The example of a student in Ohio illustrates the serious repercussions that can emerge from an interview. He had contacted his advisers and was told that it was permissible to work, but did not learn that it was a violation of his visa terms to work off-campus. When officials interviewed him this fact was uncovered and his case was turned over to an immigration judge, who ruled he was in violation of his visa, later initiating deportation proceedings.
Another disturbing fact is the method in which the interviews are conducted. The agent may ask the subject, “have you known anyone who has broken the law.” It is probable that the individual being interviewed would interpret this question in the narrow sense of terrorism. Later in the interview they can ask, “how many of your friends drink underage?” If the two answers are inconsistent, the felony of lying to a federal official has been committed. Thus, an individual can easily fall into a trap with the possible ramifications of deportation.
The willingness of federal officials to use these interviews to ensnare vulnerable immigrants for technicalities points to a duplicitous motive. Instead of properly allocating resources to find those actually involved with the terrorist attacks, the Justice Department may be in fact targeting innocent international students to create a false sense of success. The Justice Department”s actions are part of an elaborate public relations campaign that sacrifices individuals to soothe the fears of the public.
The immigrant population is particularly vulnerable to interviews. Those interviewed often come from nations ruled by dictatorships and are unaware of their rights in the U.S. In addition, the fear of deportation in the immigrant community is acute. This fear is clearly illustrated by the low turnout at Thursday”s panel by those who had actually received letters, along with their desire to speak anonymously. Reports that individuals who have been in the U.S. since before 2000 have mistakenly received the letters has compounded these fears.
Fortunately Collins” decision to mail letters reduces some of these fears. Instead of being confronted completely unprepared and unsure of their rights, individuals have the time to learn their rights.
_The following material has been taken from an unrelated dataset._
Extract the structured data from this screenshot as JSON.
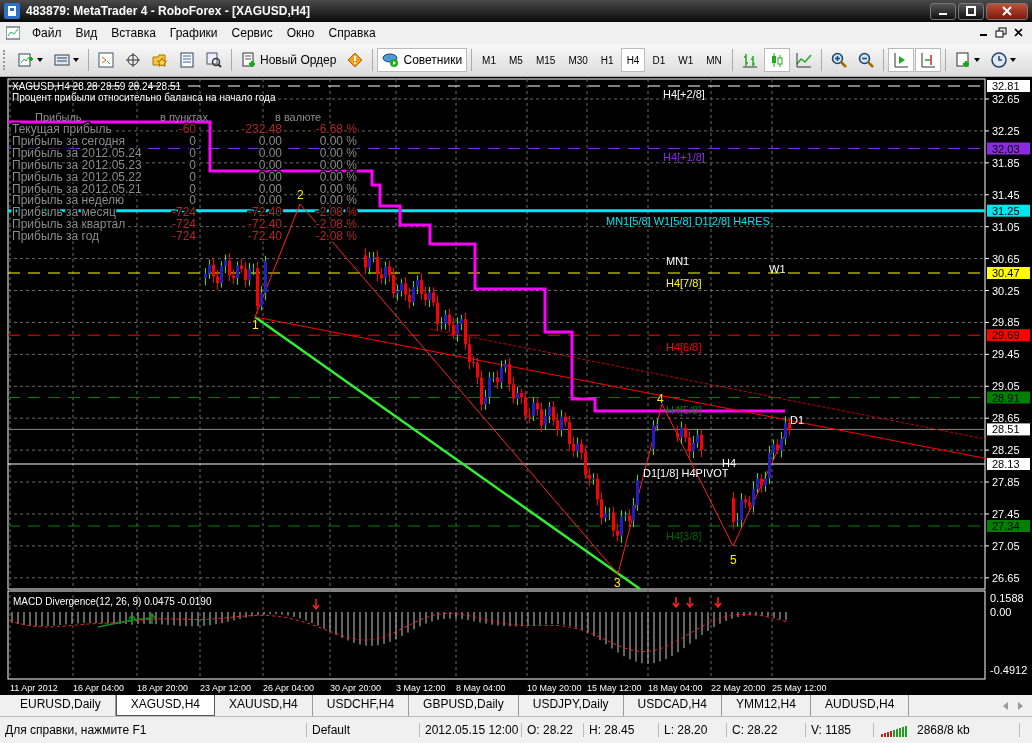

The University should be applauded for its actions, as it has made Student Legal Services available for one-on-one consultations and several University faculty members are also offering their expertise for students.
Despite these significant measures, those who have received letters are now faced with a confounding situation. If they do not come forward for the interviews they risk suspicion of terrorist activity and a likely follow-up visit from law enforcement officials. If they decide to be interviewed both the possibility of deportation and future targeting from federal officials exist.
The Justice Department”s interviews are not a credible method for protecting the U.S. from terrorism. The government is pursuing a vulnerable group of individuals due to their vulnerability and not actual terrorists. This action is unfortunate for both those who must undergo the interview process and the general public, which is being misled.